* **The problem**: Please copy each line of the data that includes the string "中央日報日本語版".

(Page and application data records)
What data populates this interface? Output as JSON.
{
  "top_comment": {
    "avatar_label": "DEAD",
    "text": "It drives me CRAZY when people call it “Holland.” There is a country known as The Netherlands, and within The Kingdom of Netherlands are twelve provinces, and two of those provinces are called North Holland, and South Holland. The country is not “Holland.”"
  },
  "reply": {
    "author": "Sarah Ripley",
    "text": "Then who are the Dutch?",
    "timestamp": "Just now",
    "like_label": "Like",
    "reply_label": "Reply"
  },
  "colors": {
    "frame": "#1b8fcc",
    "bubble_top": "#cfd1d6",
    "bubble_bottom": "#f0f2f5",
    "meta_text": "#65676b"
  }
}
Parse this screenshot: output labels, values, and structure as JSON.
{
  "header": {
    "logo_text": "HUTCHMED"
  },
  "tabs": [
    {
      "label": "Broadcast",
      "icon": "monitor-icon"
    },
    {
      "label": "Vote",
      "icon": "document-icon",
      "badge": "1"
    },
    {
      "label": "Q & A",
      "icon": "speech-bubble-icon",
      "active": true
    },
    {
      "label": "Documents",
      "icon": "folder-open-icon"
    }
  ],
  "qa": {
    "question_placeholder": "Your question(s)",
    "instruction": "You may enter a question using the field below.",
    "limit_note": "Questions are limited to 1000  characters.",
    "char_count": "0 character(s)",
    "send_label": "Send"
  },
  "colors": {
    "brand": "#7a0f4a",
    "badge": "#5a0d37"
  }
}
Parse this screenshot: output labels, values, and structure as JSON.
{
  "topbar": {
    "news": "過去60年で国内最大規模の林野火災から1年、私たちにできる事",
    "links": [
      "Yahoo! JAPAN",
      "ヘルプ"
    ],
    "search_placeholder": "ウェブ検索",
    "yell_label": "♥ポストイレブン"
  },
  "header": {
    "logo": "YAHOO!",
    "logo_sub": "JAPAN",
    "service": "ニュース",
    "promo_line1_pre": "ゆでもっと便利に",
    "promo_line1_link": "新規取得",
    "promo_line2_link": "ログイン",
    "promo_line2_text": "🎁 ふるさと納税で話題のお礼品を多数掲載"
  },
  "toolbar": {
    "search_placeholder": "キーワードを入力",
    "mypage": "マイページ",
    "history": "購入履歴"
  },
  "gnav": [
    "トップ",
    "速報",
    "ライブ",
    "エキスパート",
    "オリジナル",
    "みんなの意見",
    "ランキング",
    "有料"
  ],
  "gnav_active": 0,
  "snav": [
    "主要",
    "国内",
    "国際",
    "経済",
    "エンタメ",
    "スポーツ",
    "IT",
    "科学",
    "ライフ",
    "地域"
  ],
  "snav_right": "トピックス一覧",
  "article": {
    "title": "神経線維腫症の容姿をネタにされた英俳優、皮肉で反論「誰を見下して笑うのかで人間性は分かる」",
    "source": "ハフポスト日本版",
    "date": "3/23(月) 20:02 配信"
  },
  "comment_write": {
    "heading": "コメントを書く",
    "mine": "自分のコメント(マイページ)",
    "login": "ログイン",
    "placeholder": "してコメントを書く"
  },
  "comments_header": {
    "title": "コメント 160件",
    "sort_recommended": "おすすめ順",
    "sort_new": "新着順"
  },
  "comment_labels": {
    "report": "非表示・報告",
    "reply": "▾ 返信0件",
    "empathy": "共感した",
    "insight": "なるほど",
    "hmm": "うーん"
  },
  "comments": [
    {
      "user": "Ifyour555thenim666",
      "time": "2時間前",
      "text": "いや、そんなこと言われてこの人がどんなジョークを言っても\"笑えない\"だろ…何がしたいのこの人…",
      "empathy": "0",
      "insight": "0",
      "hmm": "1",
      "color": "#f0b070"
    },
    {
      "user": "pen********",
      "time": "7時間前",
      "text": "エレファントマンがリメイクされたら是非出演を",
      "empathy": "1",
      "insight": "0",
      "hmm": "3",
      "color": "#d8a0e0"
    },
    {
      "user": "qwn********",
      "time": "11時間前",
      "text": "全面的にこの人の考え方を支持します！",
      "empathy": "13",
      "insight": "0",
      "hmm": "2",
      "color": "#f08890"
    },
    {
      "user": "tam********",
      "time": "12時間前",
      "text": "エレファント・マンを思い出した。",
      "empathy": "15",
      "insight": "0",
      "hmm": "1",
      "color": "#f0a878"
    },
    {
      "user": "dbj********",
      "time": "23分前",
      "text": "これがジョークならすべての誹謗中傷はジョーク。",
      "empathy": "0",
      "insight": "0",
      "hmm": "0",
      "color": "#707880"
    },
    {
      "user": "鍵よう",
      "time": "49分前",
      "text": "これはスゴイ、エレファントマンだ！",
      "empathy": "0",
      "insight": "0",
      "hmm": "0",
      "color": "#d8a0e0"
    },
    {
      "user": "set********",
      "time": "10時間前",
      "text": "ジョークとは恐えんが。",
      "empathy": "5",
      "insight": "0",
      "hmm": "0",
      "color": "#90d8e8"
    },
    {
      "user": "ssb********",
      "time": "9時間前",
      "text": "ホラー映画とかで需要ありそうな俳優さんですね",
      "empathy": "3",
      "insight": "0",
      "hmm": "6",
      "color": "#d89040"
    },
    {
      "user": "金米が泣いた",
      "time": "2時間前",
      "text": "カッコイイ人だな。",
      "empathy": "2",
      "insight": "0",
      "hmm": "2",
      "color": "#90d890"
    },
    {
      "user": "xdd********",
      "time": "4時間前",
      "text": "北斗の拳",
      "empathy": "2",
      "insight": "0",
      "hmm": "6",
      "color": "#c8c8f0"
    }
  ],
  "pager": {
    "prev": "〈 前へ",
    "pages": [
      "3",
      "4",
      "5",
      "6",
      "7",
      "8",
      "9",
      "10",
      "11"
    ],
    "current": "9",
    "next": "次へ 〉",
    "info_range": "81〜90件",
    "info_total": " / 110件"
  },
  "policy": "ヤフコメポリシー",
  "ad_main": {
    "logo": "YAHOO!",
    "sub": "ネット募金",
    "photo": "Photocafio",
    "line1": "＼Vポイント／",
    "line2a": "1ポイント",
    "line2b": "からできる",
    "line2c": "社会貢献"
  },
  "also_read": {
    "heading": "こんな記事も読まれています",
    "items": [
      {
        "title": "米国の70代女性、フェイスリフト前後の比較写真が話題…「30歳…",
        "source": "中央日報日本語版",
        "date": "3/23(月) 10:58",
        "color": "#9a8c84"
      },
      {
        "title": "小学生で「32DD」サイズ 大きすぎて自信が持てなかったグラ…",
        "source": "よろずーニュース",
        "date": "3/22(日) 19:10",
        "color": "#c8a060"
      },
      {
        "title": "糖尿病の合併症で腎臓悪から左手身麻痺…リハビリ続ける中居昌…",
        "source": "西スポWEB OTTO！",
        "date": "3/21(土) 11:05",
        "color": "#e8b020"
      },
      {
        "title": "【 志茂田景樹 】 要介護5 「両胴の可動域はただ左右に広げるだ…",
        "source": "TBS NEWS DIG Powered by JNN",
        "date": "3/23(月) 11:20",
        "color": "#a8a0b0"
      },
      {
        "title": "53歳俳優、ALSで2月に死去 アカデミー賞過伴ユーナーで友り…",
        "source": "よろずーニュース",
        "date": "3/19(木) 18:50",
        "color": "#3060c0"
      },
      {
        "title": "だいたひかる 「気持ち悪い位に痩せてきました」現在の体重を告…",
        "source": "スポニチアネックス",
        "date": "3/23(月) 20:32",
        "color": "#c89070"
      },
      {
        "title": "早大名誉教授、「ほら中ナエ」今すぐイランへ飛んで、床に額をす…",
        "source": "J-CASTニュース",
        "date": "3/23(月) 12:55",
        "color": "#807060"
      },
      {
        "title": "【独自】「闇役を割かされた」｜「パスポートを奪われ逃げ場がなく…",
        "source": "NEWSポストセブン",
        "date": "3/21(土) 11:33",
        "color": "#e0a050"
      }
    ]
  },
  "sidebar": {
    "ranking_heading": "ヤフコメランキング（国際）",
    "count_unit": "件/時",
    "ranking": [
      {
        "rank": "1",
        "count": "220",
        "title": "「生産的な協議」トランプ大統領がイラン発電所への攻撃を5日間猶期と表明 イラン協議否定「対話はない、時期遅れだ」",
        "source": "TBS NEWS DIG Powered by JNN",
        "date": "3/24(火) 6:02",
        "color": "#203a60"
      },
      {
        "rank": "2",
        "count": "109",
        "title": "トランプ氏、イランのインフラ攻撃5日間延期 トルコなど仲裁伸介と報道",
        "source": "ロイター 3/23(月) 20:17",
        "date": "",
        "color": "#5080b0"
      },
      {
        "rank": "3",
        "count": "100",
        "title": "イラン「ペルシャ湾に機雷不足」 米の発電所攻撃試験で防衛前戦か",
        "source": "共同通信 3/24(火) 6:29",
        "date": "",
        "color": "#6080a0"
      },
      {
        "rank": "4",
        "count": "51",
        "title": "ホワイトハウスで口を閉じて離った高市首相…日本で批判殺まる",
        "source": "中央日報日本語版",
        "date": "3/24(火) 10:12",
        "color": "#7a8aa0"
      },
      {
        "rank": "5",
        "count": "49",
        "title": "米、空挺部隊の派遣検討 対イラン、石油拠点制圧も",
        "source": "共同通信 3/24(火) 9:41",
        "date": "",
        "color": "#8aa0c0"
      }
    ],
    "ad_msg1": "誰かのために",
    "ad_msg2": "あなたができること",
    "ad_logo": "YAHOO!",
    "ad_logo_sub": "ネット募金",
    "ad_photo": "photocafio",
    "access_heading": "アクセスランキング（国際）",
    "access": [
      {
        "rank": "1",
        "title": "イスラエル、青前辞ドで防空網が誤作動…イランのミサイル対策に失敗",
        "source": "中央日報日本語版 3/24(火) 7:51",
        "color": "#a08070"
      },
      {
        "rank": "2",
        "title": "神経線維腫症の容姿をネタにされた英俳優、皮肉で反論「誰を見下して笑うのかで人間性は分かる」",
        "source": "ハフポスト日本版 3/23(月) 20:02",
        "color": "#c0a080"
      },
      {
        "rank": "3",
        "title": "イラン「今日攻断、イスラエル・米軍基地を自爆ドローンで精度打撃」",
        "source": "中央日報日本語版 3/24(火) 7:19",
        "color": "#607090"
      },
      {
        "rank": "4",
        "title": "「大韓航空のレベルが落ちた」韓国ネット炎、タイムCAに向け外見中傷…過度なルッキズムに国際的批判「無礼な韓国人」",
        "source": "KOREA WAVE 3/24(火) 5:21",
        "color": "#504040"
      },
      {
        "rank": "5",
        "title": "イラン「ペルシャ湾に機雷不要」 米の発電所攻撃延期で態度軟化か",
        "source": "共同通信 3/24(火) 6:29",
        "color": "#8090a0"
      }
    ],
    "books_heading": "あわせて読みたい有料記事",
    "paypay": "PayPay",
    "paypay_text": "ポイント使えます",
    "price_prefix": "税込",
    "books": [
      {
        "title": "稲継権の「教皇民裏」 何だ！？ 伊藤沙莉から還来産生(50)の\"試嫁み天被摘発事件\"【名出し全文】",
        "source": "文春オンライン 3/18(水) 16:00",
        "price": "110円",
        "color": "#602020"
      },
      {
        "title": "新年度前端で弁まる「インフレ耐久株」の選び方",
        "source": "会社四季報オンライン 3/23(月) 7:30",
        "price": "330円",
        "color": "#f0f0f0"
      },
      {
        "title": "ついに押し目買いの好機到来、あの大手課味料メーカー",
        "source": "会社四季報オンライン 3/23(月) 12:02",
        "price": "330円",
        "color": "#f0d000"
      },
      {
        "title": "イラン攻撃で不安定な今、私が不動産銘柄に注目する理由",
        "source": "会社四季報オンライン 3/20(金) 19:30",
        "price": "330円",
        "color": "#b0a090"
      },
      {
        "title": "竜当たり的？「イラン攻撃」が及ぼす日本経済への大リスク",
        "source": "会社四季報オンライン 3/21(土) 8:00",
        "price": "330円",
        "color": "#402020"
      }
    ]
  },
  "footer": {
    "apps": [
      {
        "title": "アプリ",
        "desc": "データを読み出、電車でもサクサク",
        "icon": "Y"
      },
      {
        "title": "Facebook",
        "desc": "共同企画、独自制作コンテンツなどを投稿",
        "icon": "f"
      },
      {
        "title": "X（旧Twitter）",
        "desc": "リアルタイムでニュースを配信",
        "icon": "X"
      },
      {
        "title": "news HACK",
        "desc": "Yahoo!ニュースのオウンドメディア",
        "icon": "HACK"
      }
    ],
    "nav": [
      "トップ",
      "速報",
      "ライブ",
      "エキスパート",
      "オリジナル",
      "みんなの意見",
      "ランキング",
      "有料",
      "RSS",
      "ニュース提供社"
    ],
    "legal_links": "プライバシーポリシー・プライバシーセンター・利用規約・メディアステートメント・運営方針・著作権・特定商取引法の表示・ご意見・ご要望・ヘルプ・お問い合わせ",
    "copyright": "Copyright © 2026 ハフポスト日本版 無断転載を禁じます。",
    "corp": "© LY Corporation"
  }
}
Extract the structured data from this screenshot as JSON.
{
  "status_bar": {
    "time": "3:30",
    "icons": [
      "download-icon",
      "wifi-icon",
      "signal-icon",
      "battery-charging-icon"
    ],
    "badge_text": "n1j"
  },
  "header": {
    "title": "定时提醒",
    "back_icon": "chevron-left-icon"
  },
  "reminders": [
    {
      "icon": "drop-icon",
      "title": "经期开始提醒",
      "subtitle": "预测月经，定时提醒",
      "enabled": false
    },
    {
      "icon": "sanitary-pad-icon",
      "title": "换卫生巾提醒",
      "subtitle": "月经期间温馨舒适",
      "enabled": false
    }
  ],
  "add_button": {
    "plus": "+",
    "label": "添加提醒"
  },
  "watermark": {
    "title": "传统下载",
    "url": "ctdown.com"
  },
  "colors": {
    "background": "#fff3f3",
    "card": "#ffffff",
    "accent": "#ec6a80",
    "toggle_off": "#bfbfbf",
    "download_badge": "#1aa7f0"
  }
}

* **Exercise response**:
        "source": "中央日報日本語版",
        "source": "中央日報日本語版",
        "source": "中央日報日本語版 3/24(火) 7:51",
        "source": "中央日報日本語版 3/24(火) 7:19",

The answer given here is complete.